Today we’re talking bike safety. Not exactly a thrilling topic, but it’s important to remember and actually practice. Here in Miami I know a good amount of people who have been hit by cars while biking, and there’s always at least one casualty each year. Getting hit by a car would be terrifying, in my opinion. Yikes.

If you’re safe, however, you can avoid disaster and keep it fun at the same time. My sister sent along this New York Times article that kind of came up with no conclusions on bike safety, but it at least sparked some discussion on the topic.

According to the article, biking in terms of popularity is actually on the decline. Not in my eyes! Every city is crawling with bikers. Good news: there aren’t many studies proving that it’s a dangerous sport and the statistics on bicycle-related deaths and accidents don’t prove much. Bike on!

This may seem like a silly conversation (and you’ll see why in a bit), but a trauma surgeon in San Francisco wanted to see out of about 2,500 bike accident records how many of those have a car involved. About half of the traumatic biking situations did NOT involve a car…what?! This means that a ton of the terrible accidents were probably bikers trying to avoid people in their way, or their tires got caught up in something…like a squirrel? What’s also interesting is that those accidents, the car-free ones, often had more brutal injuries sustained and no official accident to report.
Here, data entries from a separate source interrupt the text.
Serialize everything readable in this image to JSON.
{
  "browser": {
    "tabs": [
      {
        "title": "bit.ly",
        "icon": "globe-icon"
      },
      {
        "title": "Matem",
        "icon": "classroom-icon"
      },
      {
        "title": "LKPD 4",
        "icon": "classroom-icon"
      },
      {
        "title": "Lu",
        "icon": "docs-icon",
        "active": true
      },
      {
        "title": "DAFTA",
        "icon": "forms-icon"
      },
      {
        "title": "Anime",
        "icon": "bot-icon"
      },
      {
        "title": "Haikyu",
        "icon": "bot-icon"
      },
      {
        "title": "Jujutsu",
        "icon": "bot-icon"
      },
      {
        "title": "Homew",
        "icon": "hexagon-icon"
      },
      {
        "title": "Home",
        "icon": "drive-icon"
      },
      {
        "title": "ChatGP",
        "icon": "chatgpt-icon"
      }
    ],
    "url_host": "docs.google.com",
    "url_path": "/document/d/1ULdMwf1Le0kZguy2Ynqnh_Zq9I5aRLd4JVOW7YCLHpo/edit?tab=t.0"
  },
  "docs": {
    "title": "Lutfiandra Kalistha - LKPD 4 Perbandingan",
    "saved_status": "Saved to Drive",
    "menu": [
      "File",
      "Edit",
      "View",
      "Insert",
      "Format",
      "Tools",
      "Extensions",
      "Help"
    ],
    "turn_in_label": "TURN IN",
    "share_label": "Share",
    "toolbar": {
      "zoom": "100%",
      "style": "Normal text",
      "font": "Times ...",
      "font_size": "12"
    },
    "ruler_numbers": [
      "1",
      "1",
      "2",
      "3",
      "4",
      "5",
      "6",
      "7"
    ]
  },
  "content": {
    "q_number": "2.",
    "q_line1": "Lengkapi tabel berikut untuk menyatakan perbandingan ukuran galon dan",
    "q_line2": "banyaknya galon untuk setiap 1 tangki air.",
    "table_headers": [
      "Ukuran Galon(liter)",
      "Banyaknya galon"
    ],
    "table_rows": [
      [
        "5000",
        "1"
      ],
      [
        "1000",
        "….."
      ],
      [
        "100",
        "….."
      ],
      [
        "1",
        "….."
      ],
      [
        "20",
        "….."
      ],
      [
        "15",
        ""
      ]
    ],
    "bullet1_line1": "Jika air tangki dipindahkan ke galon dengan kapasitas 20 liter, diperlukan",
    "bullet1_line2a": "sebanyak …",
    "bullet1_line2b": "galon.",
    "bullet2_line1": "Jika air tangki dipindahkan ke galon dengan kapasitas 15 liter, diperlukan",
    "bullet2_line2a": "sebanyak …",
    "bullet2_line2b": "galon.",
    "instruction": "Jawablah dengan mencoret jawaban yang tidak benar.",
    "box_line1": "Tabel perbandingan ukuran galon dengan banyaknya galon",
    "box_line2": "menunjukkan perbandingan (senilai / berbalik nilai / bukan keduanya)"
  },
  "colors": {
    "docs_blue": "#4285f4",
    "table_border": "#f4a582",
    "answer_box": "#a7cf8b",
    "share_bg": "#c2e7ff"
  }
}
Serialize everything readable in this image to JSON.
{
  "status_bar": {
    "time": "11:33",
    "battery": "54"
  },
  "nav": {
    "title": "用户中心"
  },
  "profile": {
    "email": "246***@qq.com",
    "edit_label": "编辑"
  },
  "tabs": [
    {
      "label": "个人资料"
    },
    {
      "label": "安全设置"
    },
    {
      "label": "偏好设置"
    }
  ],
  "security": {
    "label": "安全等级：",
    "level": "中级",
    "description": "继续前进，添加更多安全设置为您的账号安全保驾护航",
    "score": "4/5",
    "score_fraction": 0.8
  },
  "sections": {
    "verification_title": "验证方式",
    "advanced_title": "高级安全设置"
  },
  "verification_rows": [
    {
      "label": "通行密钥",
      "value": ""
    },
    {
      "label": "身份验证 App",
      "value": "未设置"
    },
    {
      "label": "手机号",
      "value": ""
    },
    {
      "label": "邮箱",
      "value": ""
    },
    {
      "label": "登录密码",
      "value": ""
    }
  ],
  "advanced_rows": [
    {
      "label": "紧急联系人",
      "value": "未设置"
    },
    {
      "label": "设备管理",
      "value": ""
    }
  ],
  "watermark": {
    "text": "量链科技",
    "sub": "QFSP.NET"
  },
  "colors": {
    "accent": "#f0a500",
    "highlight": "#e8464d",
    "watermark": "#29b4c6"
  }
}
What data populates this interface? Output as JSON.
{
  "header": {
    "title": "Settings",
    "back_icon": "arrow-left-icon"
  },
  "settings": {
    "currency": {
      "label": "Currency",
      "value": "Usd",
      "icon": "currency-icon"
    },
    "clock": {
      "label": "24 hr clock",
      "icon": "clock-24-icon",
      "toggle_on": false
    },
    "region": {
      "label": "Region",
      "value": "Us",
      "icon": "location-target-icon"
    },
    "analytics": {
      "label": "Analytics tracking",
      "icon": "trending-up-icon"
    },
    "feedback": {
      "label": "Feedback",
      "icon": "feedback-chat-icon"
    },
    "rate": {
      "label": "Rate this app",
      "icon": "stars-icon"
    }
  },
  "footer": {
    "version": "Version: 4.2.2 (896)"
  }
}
So what I’m trying to say is, just be careful. It isn’t always the cars that bring the pain. Keep your eyes ahead and on the lookout!

The NYT article does bring up a good safety point that I’ve never really thought about: it’s rare to find someone with an overuse injury from biking. You see it all the time with runners–knee pains, plantar fasciitis, bunions, and more serious problems. But have you ever heard of someone with a stress fracture from biking? Nope, it’s low-impact. So while you do run the risk of crashing and burning, you generally will be safe, healthy, and without injury on a bike.

BE CAREFUL! CURB! photo: sixcycle

Alright, so how do you avoid getting yourself in a biking pickle? Here are some general biking safety tips:

  • Watch for cars making left or right turns. Not everyone uses their blinker, so think ahead and hold yourself back while they reach the corner. You never know who will or will not stop for you.
  • Be careful on any bends in the road. Very often cars can’t see you.
  • This is an important one! If you are biking on the street along with traffic you are supposed to ride your bike through intersections. If you happen to be riding on the sidewalk, you must get off and walk your bike to cross a street. If you don’t follow this rule and get hit by a car, the police most likely won’t sympathize with you.
  • Be visible at nighttime with a blinking light or tons of reflective gear.
  • Stick to bike paths!

I still haven’t gotten my bike cleaned up and tuned up, but it’ll be soon. Then you will have my real tales from the road…which will probably involve a curb that jumped out of nowhere.

photo credits: Bicycling Sixcycle